▸ Website and app data records:
Start of Block

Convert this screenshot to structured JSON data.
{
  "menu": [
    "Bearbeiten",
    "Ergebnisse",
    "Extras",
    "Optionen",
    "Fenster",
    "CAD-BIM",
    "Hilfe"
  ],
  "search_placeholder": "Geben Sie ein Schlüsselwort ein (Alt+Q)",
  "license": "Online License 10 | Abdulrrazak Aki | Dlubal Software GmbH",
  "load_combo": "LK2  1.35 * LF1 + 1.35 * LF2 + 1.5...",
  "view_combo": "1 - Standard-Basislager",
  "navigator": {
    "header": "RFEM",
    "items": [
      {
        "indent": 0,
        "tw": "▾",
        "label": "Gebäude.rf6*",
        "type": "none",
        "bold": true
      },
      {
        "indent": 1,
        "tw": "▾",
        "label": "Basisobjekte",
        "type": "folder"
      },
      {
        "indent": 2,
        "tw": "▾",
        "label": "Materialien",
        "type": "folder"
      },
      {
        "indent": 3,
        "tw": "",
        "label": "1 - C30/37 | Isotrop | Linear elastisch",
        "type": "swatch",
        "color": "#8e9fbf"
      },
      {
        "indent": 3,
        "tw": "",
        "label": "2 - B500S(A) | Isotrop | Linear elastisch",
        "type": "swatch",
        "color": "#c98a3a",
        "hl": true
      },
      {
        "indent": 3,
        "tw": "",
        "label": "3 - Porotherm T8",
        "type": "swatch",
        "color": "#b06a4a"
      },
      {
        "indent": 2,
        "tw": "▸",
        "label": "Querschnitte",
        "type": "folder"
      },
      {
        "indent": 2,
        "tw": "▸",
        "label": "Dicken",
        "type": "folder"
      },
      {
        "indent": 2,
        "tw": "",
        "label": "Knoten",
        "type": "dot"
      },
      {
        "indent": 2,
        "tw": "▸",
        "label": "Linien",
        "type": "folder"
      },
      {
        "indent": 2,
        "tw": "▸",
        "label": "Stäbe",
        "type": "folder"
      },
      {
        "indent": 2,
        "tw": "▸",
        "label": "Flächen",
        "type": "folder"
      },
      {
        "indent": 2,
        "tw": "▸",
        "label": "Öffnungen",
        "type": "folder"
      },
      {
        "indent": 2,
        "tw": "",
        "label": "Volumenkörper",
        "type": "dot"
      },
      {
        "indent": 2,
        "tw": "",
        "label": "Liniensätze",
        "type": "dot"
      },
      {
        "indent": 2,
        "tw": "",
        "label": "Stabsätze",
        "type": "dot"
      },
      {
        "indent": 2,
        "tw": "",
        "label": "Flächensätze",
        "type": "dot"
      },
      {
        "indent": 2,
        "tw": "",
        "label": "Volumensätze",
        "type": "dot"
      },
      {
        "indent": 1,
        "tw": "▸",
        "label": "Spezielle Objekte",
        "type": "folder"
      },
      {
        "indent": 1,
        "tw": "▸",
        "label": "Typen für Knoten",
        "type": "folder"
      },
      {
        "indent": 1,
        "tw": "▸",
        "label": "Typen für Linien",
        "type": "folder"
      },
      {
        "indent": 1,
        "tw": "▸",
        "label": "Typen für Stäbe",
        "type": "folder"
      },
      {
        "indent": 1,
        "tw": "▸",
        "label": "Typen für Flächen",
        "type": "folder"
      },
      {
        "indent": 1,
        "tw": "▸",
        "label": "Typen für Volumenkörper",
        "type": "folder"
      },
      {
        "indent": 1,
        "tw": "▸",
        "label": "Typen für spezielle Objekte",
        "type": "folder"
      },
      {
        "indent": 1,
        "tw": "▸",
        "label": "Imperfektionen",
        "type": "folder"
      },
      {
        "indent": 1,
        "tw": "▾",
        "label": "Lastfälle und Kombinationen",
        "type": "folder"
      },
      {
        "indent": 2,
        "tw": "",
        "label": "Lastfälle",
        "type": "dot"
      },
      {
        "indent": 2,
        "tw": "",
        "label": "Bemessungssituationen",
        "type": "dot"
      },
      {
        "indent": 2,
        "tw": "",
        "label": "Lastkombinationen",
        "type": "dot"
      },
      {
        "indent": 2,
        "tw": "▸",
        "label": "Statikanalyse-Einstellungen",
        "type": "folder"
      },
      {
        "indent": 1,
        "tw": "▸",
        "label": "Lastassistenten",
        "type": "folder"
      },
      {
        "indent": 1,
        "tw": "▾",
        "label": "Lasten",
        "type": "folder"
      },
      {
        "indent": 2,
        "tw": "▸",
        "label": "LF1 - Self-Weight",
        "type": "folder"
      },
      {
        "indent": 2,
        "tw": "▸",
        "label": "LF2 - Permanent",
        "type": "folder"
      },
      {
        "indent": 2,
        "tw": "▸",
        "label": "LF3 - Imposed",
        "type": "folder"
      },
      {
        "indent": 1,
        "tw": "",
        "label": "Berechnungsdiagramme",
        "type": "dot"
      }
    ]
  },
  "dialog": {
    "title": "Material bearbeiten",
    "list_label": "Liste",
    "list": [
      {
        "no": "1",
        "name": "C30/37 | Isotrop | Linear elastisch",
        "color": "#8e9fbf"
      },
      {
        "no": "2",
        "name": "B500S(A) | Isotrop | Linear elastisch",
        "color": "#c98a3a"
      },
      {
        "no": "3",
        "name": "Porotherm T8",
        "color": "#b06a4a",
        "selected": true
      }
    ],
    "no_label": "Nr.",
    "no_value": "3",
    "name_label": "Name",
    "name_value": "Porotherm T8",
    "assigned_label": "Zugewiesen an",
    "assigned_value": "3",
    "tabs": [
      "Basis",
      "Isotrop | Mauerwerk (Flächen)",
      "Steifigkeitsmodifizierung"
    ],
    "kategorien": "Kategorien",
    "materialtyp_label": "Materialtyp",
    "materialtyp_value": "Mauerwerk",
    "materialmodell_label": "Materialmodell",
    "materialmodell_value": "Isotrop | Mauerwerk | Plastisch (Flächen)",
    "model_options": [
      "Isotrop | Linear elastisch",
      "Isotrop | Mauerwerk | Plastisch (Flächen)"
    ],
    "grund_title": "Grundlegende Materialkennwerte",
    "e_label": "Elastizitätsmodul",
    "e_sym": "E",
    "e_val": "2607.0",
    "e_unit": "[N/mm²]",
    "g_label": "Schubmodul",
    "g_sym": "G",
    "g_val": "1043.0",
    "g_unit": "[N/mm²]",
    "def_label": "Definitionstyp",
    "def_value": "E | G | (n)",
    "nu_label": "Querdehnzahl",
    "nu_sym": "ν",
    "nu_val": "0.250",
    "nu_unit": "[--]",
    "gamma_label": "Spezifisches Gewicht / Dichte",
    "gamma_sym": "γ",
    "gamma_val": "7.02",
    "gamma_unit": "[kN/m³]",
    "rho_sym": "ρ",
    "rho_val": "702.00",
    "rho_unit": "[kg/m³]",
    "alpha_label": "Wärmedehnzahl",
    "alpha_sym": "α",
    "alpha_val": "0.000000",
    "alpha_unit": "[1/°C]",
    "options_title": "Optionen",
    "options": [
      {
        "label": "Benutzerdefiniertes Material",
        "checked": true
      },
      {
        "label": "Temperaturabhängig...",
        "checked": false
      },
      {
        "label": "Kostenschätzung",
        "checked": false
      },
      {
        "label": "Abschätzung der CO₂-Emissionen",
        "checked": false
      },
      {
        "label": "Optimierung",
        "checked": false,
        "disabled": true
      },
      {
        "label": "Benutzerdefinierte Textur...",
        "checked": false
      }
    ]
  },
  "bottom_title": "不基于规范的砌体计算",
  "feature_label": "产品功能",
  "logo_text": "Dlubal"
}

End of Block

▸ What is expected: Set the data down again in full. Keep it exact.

▸ Written answer:
Convert this screenshot to structured JSON data.
{
  "menu": [
    "Bearbeiten",
    "Ergebnisse",
    "Extras",
    "Optionen",
    "Fenster",
    "CAD-BIM",
    "Hilfe"
  ],
  "search_placeholder": "Geben Sie ein Schlüsselwort ein (Alt+Q)",
  "license": "Online License 10 | Abdulrrazak Aki | Dlubal Software GmbH",
  "load_combo": "LK2  1.35 * LF1 + 1.35 * LF2 + 1.5...",
  "view_combo": "1 - Standard-Basislager",
  "navigator": {
    "header": "RFEM",
    "items": [
      {
        "indent": 0,
        "tw": "▾",
        "label": "Gebäude.rf6*",
        "type": "none",
        "bold": true
      },
      {
        "indent": 1,
        "tw": "▾",
        "label": "Basisobjekte",
        "type": "folder"
      },
      {
        "indent": 2,
        "tw": "▾",
        "label": "Materialien",
        "type": "folder"
      },
      {
        "indent": 3,
        "tw": "",
        "label": "1 - C30/37 | Isotrop | Linear elastisch",
        "type": "swatch",
        "color": "#8e9fbf"
      },
      {
        "indent": 3,
        "tw": "",
        "label": "2 - B500S(A) | Isotrop | Linear elastisch",
        "type": "swatch",
        "color": "#c98a3a",
        "hl": true
      },
      {
        "indent": 3,
        "tw": "",
        "label": "3 - Porotherm T8",
        "type": "swatch",
        "color": "#b06a4a"
      },
      {
        "indent": 2,
        "tw": "▸",
        "label": "Querschnitte",
        "type": "folder"
      },
      {
        "indent": 2,
        "tw": "▸",
        "label": "Dicken",
        "type": "folder"
      },
      {
        "indent": 2,
        "tw": "",
        "label": "Knoten",
        "type": "dot"
      },
      {
        "indent": 2,
        "tw": "▸",
        "label": "Linien",
        "type": "folder"
      },
      {
        "indent": 2,
        "tw": "▸",
        "label": "Stäbe",
        "type": "folder"
      },
      {
        "indent": 2,
        "tw": "▸",
        "label": "Flächen",
        "type": "folder"
      },
      {
        "indent": 2,
        "tw": "▸",
        "label": "Öffnungen",
        "type": "folder"
      },
      {
        "indent": 2,
        "tw": "",
        "label": "Volumenkörper",
        "type": "dot"
      },
      {
        "indent": 2,
        "tw": "",
        "label": "Liniensätze",
        "type": "dot"
      },
      {
        "indent": 2,
        "tw": "",
        "label": "Stabsätze",
        "type": "dot"
      },
      {
        "indent": 2,
        "tw": "",
        "label": "Flächensätze",
        "type": "dot"
      },
      {
        "indent": 2,
        "tw": "",
        "label": "Volumensätze",
        "type": "dot"
      },
      {
        "indent": 1,
        "tw": "▸",
        "label": "Spezielle Objekte",
        "type": "folder"
      },
      {
        "indent": 1,
        "tw": "▸",
        "label": "Typen für Knoten",
        "type": "folder"
      },
      {
        "indent": 1,
        "tw": "▸",
        "label": "Typen für Linien",
        "type": "folder"
      },
      {
        "indent": 1,
        "tw": "▸",
        "label": "Typen für Stäbe",
        "type": "folder"
      },
      {
        "indent": 1,
        "tw": "▸",
        "label": "Typen für Flächen",
        "type": "folder"
      },
      {
        "indent": 1,
        "tw": "▸",
        "label": "Typen für Volumenkörper",
        "type": "folder"
      },
      {
        "indent": 1,
        "tw": "▸",
        "label": "Typen für spezielle Objekte",
        "type": "folder"
      },
      {
        "indent": 1,
        "tw": "▸",
        "label": "Imperfektionen",
        "type": "folder"
      },
      {
        "indent": 1,
        "tw": "▾",
        "label": "Lastfälle und Kombinationen",
        "type": "folder"
      },
      {
        "indent": 2,
        "tw": "",
        "label": "Lastfälle",
        "type": "dot"
      },
      {
        "indent": 2,
        "tw": "",
        "label": "Bemessungssituationen",
        "type": "dot"
      },
      {
        "indent": 2,
        "tw": "",
        "label": "Lastkombinationen",
        "type": "dot"
      },
      {
        "indent": 2,
        "tw": "▸",
        "label": "Statikanalyse-Einstellungen",
        "type": "folder"
      },
      {
        "indent": 1,
        "tw": "▸",
        "label": "Lastassistenten",
        "type": "folder"
      },
      {
        "indent": 1,
        "tw": "▾",
        "label": "Lasten",
        "type": "folder"
      },
      {
        "indent": 2,
        "tw": "▸",
        "label": "LF1 - Self-Weight",
        "type": "folder"
      },
      {
        "indent": 2,
        "tw": "▸",
        "label": "LF2 - Permanent",
        "type": "folder"
      },
      {
        "indent": 2,
        "tw": "▸",
        "label": "LF3 - Imposed",
        "type": "folder"
      },
      {
        "indent": 1,
        "tw": "",
        "label": "Berechnungsdiagramme",
        "type": "dot"
      }
    ]
  },
  "dialog": {
    "title": "Material bearbeiten",
    "list_label": "Liste",
    "list": [
      {
        "no": "1",
        "name": "C30/37 | Isotrop | Linear elastisch",
        "color": "#8e9fbf"
      },
      {
        "no": "2",
        "name": "B500S(A) | Isotrop | Linear elastisch",
        "color": "#c98a3a"
      },
      {
        "no": "3",
        "name": "Porotherm T8",
        "color": "#b06a4a",
        "selected": true
      }
    ],
    "no_label": "Nr.",
    "no_value": "3",
    "name_label": "Name",
    "name_value": "Porotherm T8",
    "assigned_label": "Zugewiesen an",
    "assigned_value": "3",
    "tabs": [
      "Basis",
      "Isotrop | Mauerwerk (Flächen)",
      "Steifigkeitsmodifizierung"
    ],
    "kategorien": "Kategorien",
    "materialtyp_label": "Materialtyp",
    "materialtyp_value": "Mauerwerk",
    "materialmodell_label": "Materialmodell",
    "materialmodell_value": "Isotrop | Mauerwerk | Plastisch (Flächen)",
    "model_options": [
      "Isotrop | Linear elastisch",
      "Isotrop | Mauerwerk | Plastisch (Flächen)"
    ],
    "grund_title": "Grundlegende Materialkennwerte",
    "e_label": "Elastizitätsmodul",
    "e_sym": "E",
    "e_val": "2607.0",
    "e_unit": "[N/mm²]",
    "g_label": "Schubmodul",
    "g_sym": "G",
    "g_val": "1043.0",
    "g_unit": "[N/mm²]",
    "def_label": "Definitionstyp",
    "def_value": "E | G | (n)",
    "nu_label": "Querdehnzahl",
    "nu_sym": "ν",
    "nu_val": "0.250",
    "nu_unit": "[--]",
    "gamma_label": "Spezifisches Gewicht / Dichte",
    "gamma_sym": "γ",
    "gamma_val": "7.02",
    "gamma_unit": "[kN/m³]",
    "rho_sym": "ρ",
    "rho_val": "702.00",
    "rho_unit": "[kg/m³]",
    "alpha_label": "Wärmedehnzahl",
    "alpha_sym": "α",
    "alpha_val": "0.000000",
    "alpha_unit": "[1/°C]",
    "options_title": "Optionen",
    "options": [
      {
        "label": "Benutzerdefiniertes Material",
        "checked": true
      },
      {
        "label": "Temperaturabhängig...",
        "checked": false
      },
      {
        "label": "Kostenschätzung",
        "checked": false
      },
      {
        "label": "Abschätzung der CO₂-Emissionen",
        "checked": false
      },
      {
        "label": "Optimierung",
        "checked": false,
        "disabled": true
      },
      {
        "label": "Benutzerdefinierte Textur...",
        "checked": false
      }
    ]
  },
  "bottom_title": "不基于规范的砌体计算",
  "feature_label": "产品功能",
  "logo_text": "Dlubal"
}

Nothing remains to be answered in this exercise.